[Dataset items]
☆ ☆ ☆ ☆ ☆ ☆ ☆
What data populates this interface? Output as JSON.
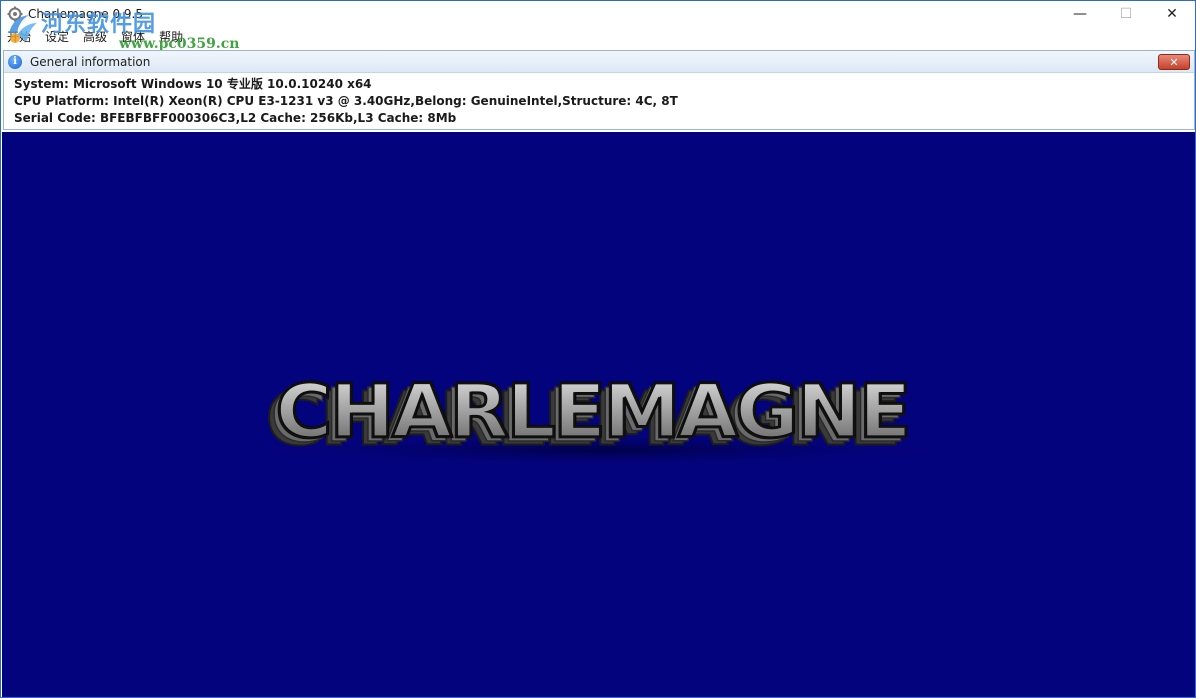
{
  "window": {
    "title": "Charlemagne 0.9.5",
    "controls": {
      "minimize": "—",
      "maximize": "☐",
      "close": "✕"
    }
  },
  "watermark": {
    "title": "河东软件园",
    "url": "www.pc0359.cn"
  },
  "menu": {
    "items": [
      "开始",
      "设定",
      "高级",
      "窗体",
      "帮助"
    ]
  },
  "info_panel": {
    "title": "General information",
    "close_label": "✕",
    "lines": [
      "System: Microsoft Windows 10 专业版 10.0.10240 x64",
      "CPU Platform: Intel(R) Xeon(R) CPU E3-1231 v3 @ 3.40GHz,Belong: GenuineIntel,Structure: 4C, 8T",
      "Serial Code: BFEBFBFF000306C3,L2 Cache: 256Kb,L3 Cache: 8Mb"
    ]
  },
  "logo": {
    "text": "CHARLEMAGNE"
  },
  "colors": {
    "canvas_bg": "#04037e",
    "accent": "#2b6cc4"
  }
}
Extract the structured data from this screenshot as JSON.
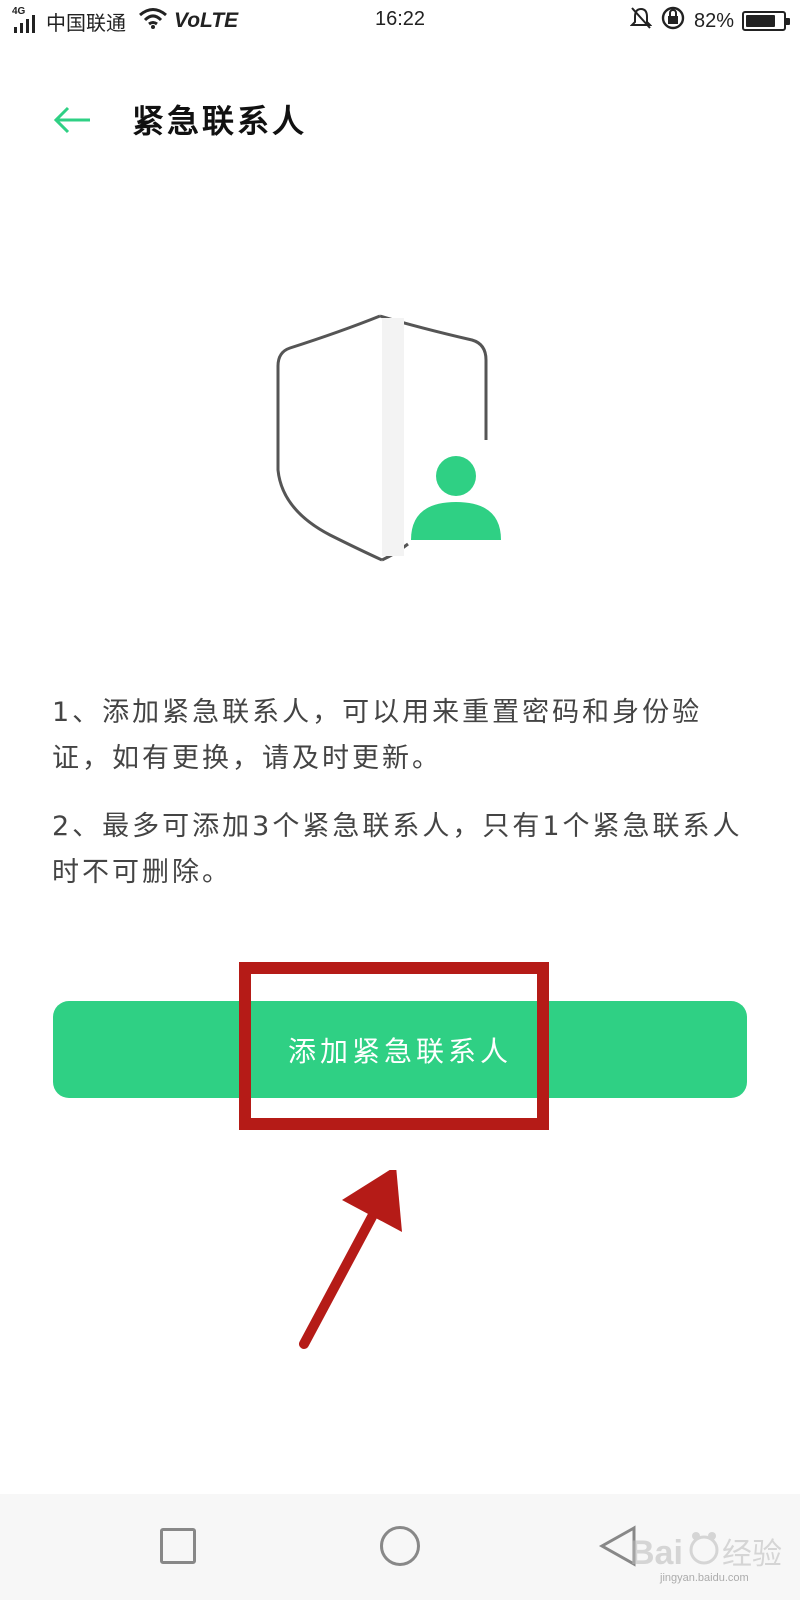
{
  "status_bar": {
    "network": "4G",
    "carrier": "中国联通",
    "volte": "VoLTE",
    "time": "16:22",
    "battery_percent": "82%",
    "battery_level": 0.82
  },
  "header": {
    "title": "紧急联系人"
  },
  "info": {
    "item1": "1、添加紧急联系人，可以用来重置密码和身份验证，如有更换，请及时更新。",
    "item2": "2、最多可添加3个紧急联系人，只有1个紧急联系人时不可删除。"
  },
  "add_button": {
    "label": "添加紧急联系人"
  },
  "colors": {
    "accent": "#2fd084",
    "annotation": "#b51b17"
  },
  "watermark": {
    "url": "jingyan.baidu.com"
  }
}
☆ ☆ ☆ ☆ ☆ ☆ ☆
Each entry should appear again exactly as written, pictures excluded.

■ SOLUTION
What data populates this interface? Output as JSON.
{
  "window": {
    "title": "Charlemagne 0.9.5",
    "controls": {
      "minimize": "—",
      "maximize": "☐",
      "close": "✕"
    }
  },
  "watermark": {
    "title": "河东软件园",
    "url": "www.pc0359.cn"
  },
  "menu": {
    "items": [
      "开始",
      "设定",
      "高级",
      "窗体",
      "帮助"
    ]
  },
  "info_panel": {
    "title": "General information",
    "close_label": "✕",
    "lines": [
      "System: Microsoft Windows 10 专业版 10.0.10240 x64",
      "CPU Platform: Intel(R) Xeon(R) CPU E3-1231 v3 @ 3.40GHz,Belong: GenuineIntel,Structure: 4C, 8T",
      "Serial Code: BFEBFBFF000306C3,L2 Cache: 256Kb,L3 Cache: 8Mb"
    ]
  },
  "logo": {
    "text": "CHARLEMAGNE"
  },
  "colors": {
    "canvas_bg": "#04037e",
    "accent": "#2b6cc4"
  }
}
Extract the structured data from this screenshot as JSON.
{
  "status_bar": {
    "network": "4G",
    "carrier": "中国联通",
    "volte": "VoLTE",
    "time": "16:22",
    "battery_percent": "82%",
    "battery_level": 0.82
  },
  "header": {
    "title": "紧急联系人"
  },
  "info": {
    "item1": "1、添加紧急联系人，可以用来重置密码和身份验证，如有更换，请及时更新。",
    "item2": "2、最多可添加3个紧急联系人，只有1个紧急联系人时不可删除。"
  },
  "add_button": {
    "label": "添加紧急联系人"
  },
  "colors": {
    "accent": "#2fd084",
    "annotation": "#b51b17"
  },
  "watermark": {
    "url": "jingyan.baidu.com"
  }
}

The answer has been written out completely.